╭─ RAW DATA

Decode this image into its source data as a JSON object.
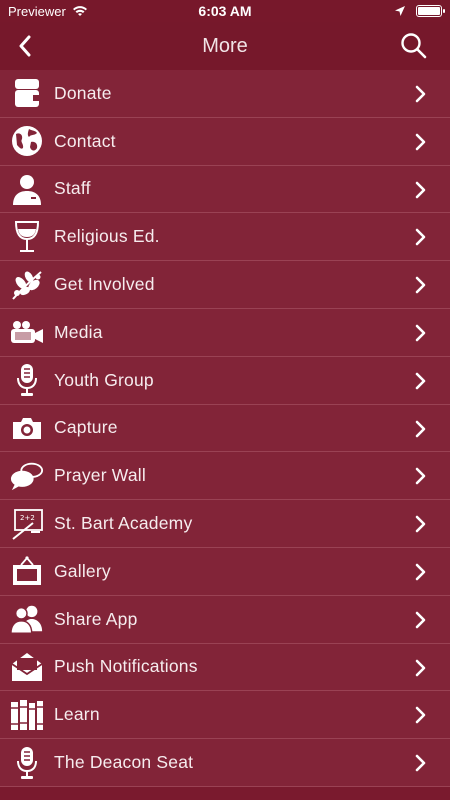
{
  "status_bar": {
    "carrier": "Previewer",
    "time": "6:03 AM"
  },
  "nav": {
    "title": "More"
  },
  "menu": [
    {
      "label": "Donate",
      "icon": "wallet-icon"
    },
    {
      "label": "Contact",
      "icon": "globe-icon"
    },
    {
      "label": "Staff",
      "icon": "person-icon"
    },
    {
      "label": "Religious Ed.",
      "icon": "wine-glass-icon"
    },
    {
      "label": "Get Involved",
      "icon": "olive-branch-icon"
    },
    {
      "label": "Media",
      "icon": "video-camera-icon"
    },
    {
      "label": "Youth Group",
      "icon": "microphone-icon"
    },
    {
      "label": "Capture",
      "icon": "camera-icon"
    },
    {
      "label": "Prayer Wall",
      "icon": "chat-bubbles-icon"
    },
    {
      "label": "St. Bart Academy",
      "icon": "chalkboard-icon"
    },
    {
      "label": "Gallery",
      "icon": "picture-frame-icon"
    },
    {
      "label": "Share App",
      "icon": "people-icon"
    },
    {
      "label": "Push Notifications",
      "icon": "envelope-icon"
    },
    {
      "label": "Learn",
      "icon": "books-icon"
    },
    {
      "label": "The Deacon Seat",
      "icon": "microphone-icon"
    }
  ],
  "colors": {
    "background": "#7a1a2e",
    "nav": "#76182b",
    "row": "#822438",
    "divider": "#9a4254"
  }
}
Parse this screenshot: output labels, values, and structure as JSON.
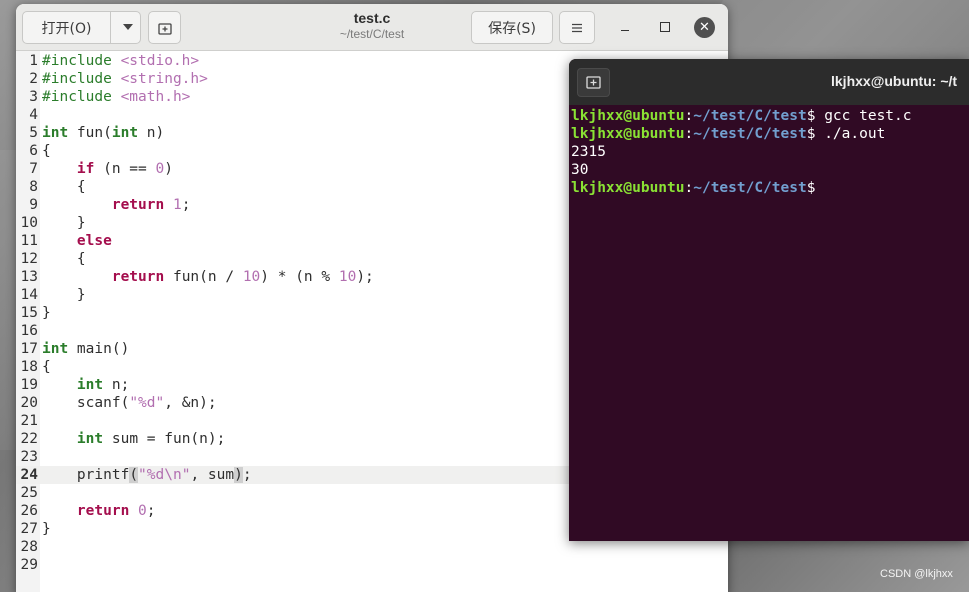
{
  "gedit": {
    "open_label": "打开(O)",
    "save_label": "保存(S)",
    "title": "test.c",
    "subtitle": "~/test/C/test",
    "close_glyph": "✕"
  },
  "editor": {
    "current_line": 24,
    "lines": [
      {
        "n": "1",
        "t": "#include <stdio.h>"
      },
      {
        "n": "2",
        "t": "#include <string.h>"
      },
      {
        "n": "3",
        "t": "#include <math.h>"
      },
      {
        "n": "4",
        "t": ""
      },
      {
        "n": "5",
        "t": "int fun(int n)"
      },
      {
        "n": "6",
        "t": "{"
      },
      {
        "n": "7",
        "t": "    if (n == 0)"
      },
      {
        "n": "8",
        "t": "    {"
      },
      {
        "n": "9",
        "t": "        return 1;"
      },
      {
        "n": "10",
        "t": "    }"
      },
      {
        "n": "11",
        "t": "    else"
      },
      {
        "n": "12",
        "t": "    {"
      },
      {
        "n": "13",
        "t": "        return fun(n / 10) * (n % 10);"
      },
      {
        "n": "14",
        "t": "    }"
      },
      {
        "n": "15",
        "t": "}"
      },
      {
        "n": "16",
        "t": ""
      },
      {
        "n": "17",
        "t": "int main()"
      },
      {
        "n": "18",
        "t": "{"
      },
      {
        "n": "19",
        "t": "    int n;"
      },
      {
        "n": "20",
        "t": "    scanf(\"%d\", &n);"
      },
      {
        "n": "21",
        "t": ""
      },
      {
        "n": "22",
        "t": "    int sum = fun(n);"
      },
      {
        "n": "23",
        "t": ""
      },
      {
        "n": "24",
        "t": "    printf(\"%d\\n\", sum);"
      },
      {
        "n": "25",
        "t": ""
      },
      {
        "n": "26",
        "t": "    return 0;"
      },
      {
        "n": "27",
        "t": "}"
      },
      {
        "n": "28",
        "t": ""
      },
      {
        "n": "29",
        "t": ""
      }
    ]
  },
  "terminal": {
    "title": "lkjhxx@ubuntu: ~/t",
    "lines": [
      {
        "user": "lkjhxx@ubuntu",
        "sep": ":",
        "path": "~/test/C/test",
        "rest": "$ gcc test.c"
      },
      {
        "user": "lkjhxx@ubuntu",
        "sep": ":",
        "path": "~/test/C/test",
        "rest": "$ ./a.out"
      },
      {
        "plain": "2315"
      },
      {
        "plain": "30"
      },
      {
        "user": "lkjhxx@ubuntu",
        "sep": ":",
        "path": "~/test/C/test",
        "rest": "$ "
      }
    ]
  },
  "watermark": "CSDN @lkjhxx",
  "colors": {
    "terminal_bg": "#300a24",
    "prompt_user": "#8ae234",
    "prompt_path": "#729fcf",
    "keyword": "#a40e4d",
    "type": "#2b7d2b",
    "literal": "#b26fb0"
  }
}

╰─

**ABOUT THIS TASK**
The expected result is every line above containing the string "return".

**WRITTEN ANSWER**
        "t": "        return 1;"
        "t": "        return fun(n / 10) * (n % 10);"
        "t": "    return 0;"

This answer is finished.